═════ Working data

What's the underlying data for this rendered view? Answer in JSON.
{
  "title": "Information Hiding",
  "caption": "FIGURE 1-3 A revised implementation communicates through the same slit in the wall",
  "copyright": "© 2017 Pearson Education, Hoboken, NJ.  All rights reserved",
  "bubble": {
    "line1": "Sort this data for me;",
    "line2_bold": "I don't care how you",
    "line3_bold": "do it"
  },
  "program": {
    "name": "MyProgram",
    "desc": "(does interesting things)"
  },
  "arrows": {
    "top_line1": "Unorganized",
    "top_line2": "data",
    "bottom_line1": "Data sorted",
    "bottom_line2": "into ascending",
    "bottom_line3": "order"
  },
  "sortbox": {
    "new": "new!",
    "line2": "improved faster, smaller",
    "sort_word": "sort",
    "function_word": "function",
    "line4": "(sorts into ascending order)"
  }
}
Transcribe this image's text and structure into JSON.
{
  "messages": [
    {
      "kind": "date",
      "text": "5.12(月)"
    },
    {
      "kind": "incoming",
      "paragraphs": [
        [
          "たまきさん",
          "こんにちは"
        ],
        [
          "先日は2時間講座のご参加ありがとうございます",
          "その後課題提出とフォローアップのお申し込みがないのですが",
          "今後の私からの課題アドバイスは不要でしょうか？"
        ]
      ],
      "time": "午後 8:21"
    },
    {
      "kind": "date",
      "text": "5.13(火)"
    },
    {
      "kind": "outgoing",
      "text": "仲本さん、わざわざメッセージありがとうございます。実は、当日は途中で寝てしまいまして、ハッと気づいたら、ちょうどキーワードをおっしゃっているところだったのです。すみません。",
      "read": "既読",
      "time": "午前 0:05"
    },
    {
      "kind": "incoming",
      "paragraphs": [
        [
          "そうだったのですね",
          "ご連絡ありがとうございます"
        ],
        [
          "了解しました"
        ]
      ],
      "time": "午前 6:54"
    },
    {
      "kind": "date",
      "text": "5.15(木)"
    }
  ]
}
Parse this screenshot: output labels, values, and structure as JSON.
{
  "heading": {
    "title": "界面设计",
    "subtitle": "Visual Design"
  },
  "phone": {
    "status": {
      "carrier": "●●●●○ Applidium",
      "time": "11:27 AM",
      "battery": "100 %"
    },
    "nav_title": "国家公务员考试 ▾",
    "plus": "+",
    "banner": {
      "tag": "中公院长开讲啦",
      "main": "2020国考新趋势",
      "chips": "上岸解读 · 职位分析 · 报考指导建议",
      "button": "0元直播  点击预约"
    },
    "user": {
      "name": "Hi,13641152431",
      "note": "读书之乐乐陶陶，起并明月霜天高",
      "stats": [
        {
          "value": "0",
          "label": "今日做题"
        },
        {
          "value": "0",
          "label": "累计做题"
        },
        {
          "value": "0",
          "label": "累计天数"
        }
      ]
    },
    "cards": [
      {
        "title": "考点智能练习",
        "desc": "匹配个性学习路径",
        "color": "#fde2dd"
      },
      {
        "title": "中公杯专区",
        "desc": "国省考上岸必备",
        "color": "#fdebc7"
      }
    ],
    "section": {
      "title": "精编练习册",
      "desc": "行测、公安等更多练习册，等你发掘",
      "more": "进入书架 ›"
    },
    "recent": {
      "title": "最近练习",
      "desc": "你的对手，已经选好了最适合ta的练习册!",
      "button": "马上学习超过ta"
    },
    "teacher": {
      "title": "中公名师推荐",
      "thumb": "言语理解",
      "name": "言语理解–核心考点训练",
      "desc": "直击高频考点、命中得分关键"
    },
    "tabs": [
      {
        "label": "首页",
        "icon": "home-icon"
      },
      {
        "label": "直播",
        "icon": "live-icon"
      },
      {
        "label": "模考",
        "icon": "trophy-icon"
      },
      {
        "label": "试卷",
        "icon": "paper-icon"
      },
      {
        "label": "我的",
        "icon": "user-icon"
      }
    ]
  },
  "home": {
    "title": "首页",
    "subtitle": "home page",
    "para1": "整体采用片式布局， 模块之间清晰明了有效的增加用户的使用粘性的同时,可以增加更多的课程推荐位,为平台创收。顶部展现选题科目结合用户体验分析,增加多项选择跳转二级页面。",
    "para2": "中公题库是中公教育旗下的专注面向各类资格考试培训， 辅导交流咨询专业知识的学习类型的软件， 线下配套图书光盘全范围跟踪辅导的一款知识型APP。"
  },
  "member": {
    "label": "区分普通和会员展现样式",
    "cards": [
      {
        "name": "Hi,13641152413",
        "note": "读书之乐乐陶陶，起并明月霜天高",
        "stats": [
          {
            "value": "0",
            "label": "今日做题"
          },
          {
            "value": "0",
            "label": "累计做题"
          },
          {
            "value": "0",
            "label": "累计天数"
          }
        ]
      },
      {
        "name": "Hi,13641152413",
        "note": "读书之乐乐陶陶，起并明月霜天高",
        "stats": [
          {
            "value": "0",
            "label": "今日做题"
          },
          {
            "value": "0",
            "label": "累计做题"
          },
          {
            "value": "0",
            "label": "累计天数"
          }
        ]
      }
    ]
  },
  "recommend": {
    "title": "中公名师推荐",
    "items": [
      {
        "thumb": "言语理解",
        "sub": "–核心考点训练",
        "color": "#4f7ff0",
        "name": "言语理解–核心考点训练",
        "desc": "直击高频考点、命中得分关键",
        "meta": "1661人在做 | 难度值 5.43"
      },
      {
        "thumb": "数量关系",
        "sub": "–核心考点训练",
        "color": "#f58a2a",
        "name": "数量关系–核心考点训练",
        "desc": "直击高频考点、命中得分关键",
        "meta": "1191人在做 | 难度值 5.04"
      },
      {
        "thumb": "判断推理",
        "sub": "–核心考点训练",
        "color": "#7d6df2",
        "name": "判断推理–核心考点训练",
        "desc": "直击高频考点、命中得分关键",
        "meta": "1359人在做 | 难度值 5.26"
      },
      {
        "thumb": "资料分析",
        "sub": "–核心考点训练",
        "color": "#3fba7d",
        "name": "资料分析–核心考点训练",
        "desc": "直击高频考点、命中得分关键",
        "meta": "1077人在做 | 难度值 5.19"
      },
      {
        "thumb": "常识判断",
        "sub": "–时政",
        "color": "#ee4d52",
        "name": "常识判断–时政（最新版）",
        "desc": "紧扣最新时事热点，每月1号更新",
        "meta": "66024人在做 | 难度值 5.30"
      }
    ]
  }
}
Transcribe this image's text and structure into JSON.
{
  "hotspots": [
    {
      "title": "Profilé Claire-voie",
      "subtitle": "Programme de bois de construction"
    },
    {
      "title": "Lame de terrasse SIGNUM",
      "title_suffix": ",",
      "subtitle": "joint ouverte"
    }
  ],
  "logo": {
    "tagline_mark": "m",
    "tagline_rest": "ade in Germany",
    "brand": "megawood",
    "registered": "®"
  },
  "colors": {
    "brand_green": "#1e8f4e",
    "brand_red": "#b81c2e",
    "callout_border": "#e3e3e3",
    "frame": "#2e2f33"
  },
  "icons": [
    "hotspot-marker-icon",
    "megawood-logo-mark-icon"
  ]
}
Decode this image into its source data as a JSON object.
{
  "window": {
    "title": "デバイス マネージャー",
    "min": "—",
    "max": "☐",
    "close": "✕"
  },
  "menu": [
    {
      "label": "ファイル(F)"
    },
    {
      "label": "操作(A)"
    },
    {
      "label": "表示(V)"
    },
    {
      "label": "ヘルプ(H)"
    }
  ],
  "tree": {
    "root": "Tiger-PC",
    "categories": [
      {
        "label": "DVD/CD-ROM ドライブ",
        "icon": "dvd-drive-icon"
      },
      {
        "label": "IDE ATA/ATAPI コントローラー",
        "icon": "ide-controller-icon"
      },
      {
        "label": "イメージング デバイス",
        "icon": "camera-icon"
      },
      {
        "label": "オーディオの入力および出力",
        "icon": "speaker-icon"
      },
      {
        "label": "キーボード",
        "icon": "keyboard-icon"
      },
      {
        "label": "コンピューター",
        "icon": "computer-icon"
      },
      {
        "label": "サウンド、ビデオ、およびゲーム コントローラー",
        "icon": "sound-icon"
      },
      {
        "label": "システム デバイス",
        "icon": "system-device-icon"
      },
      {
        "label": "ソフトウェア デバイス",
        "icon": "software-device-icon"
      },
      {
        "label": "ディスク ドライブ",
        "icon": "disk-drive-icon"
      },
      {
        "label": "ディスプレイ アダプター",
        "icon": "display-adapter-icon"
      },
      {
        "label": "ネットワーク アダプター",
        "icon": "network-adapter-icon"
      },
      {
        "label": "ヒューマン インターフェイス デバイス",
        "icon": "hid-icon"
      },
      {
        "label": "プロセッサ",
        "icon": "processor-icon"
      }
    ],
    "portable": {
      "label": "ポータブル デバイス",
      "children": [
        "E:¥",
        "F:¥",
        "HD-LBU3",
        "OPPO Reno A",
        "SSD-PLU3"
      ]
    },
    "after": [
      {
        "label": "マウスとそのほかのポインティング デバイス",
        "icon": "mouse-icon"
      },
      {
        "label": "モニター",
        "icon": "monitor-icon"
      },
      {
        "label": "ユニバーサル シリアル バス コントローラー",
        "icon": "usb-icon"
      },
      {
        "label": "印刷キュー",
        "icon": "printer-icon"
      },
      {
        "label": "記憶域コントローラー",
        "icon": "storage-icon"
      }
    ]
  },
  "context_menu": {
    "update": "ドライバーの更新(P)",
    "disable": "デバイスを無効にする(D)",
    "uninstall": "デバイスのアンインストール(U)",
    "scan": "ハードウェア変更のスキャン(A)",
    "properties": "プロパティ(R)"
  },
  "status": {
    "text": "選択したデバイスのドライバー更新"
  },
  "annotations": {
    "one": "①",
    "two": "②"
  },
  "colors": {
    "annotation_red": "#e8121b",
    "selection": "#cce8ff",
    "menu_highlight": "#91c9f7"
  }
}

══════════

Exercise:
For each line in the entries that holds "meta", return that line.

Response to the task:
        "meta": "1661人在做 | 难度值 5.43"
        "meta": "1191人在做 | 难度值 5.04"
        "meta": "1359人在做 | 难度值 5.26"
        "meta": "1077人在做 | 难度值 5.19"
        "meta": "66024人在做 | 难度值 5.30"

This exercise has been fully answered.